Well, as the saying goes, when one door closes, another opens. So let me direct your attention to Kevin's O'Keefe's post on his Real Lawyers Have Blogs site "Google running real-time tweets by lawyer name and tags." Kevin and I both believe that a lawyer who has an active blog can demonstrate expertise, build a following and develop relationships in a way that can produce better client development results than great SEO. But it works differently for different lawyers and types of practices. Some lawyers are not natural writers and have trouble dropping the legalese in favor of more clear and succinct writing for online readers. In addition, good writing takes time and that is particularly true for substantive law topics which require research. I would be embarrassed if everyone knew how long I spent on some of my three paragraph blog posts.
But it is big news that those who search in Google will now see relevant tweets in their search results when they use the Google app (iOS and Android) and mobile web. (The desktop web version is coming soon.)
You may not think you are a great writer, but anyone can tweet and you can build a following by retweeting other experts on a topic combined with your own tweets. Everyone who blogs should be tweeting out the links to their blog posts. Kevin has lots of interesting thoughts, so read his post. One thing he noted is that clients and others who search for you by name may now learn that you set up a Twitter account but haven't used it in years.
As an active Twitter user, I've been impressed with how powerful it is as a global communication network. Following those you are interested in and having them follow you is only one aspect of Twitter. Using hashtags to join in a discussion on a topic of interest with the entire world of Twitter users. You can include a hashtag in your tweet to join in the conversation and search for that hashtag in Twitter to see what others are saying. If you then search for the hashtag you see what everyone is tweeting using it. So a hashtag like #Ferguson or #isis may explode with activity after a particular event. If I tweet about our NBA local team it will be seen by my followers and, if any of them retweet it, their followers. But if I add the hashtag #okcthunder my words will been seen by all Twitter users wanting to discuss the game or the team.
Now Google is opening that content up to everyone who uses Google, not just those who use Twitter. My guess is that will bring more users to Twitter.

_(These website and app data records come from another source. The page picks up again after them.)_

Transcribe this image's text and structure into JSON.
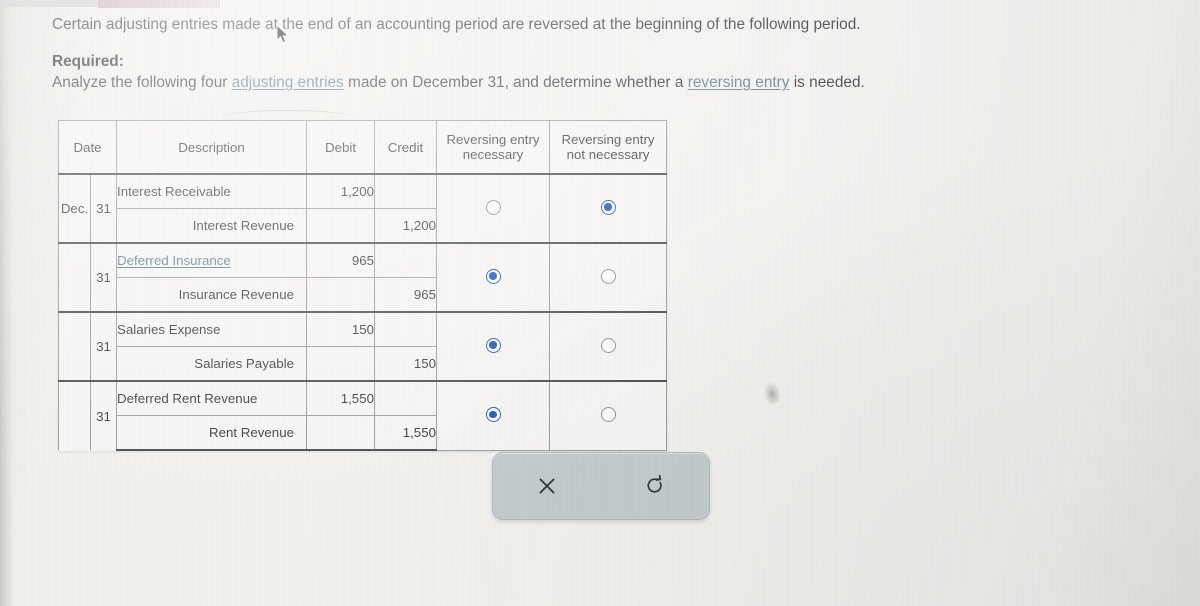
{
  "prose": {
    "intro": "Certain adjusting entries made at the end of an accounting period are reversed at the beginning of the following period.",
    "required_label": "Required:",
    "analyze_part1": "Analyze the following four ",
    "analyze_link1": "adjusting entries",
    "analyze_part2": " made on December 31, and determine whether a ",
    "analyze_link2": "reversing entry",
    "analyze_part3": " is needed."
  },
  "table": {
    "headers": {
      "date": "Date",
      "description": "Description",
      "debit": "Debit",
      "credit": "Credit",
      "reversing_necessary": "Reversing entry\nnecessary",
      "reversing_necessary_line1": "Reversing entry",
      "reversing_necessary_line2": "necessary",
      "reversing_not_necessary_line1": "Reversing entry",
      "reversing_not_necessary_line2": "not necessary"
    },
    "entries": [
      {
        "month": "Dec.",
        "day": "31",
        "debit_account": "Interest Receivable",
        "debit_account_is_link": false,
        "debit_amount": "1,200",
        "credit_account": "Interest Revenue",
        "credit_amount": "1,200",
        "selected": "not_necessary"
      },
      {
        "month": "",
        "day": "31",
        "debit_account": "Deferred Insurance",
        "debit_account_is_link": true,
        "debit_amount": "965",
        "credit_account": "Insurance Revenue",
        "credit_amount": "965",
        "selected": "necessary"
      },
      {
        "month": "",
        "day": "31",
        "debit_account": "Salaries Expense",
        "debit_account_is_link": false,
        "debit_amount": "150",
        "credit_account": "Salaries Payable",
        "credit_amount": "150",
        "selected": "necessary"
      },
      {
        "month": "",
        "day": "31",
        "debit_account": "Deferred Rent Revenue",
        "debit_account_is_link": false,
        "debit_amount": "1,550",
        "credit_account": "Rent Revenue",
        "credit_amount": "1,550",
        "selected": "necessary"
      }
    ]
  },
  "actions": {
    "clear_label": "×",
    "clear_name": "clear-answers",
    "reset_label": "↺",
    "reset_name": "reset-answers"
  },
  "colors": {
    "link": "#5c7f8e",
    "radio_selected": "#1455c4",
    "radio_border": "#8d8d8d",
    "table_border": "#4a4a4a",
    "panel_bg": "#c3cbcd",
    "page_bg": "#f2f0ec"
  }
}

But I am sure that a small firm lawyer who actively uses Twitter can increase their profile in Google search results, which is the point of SEO in the first place. And it is free, except for the investment of your time.
(I have just scratched the surface of hashtags. Here's a post where you can read more.)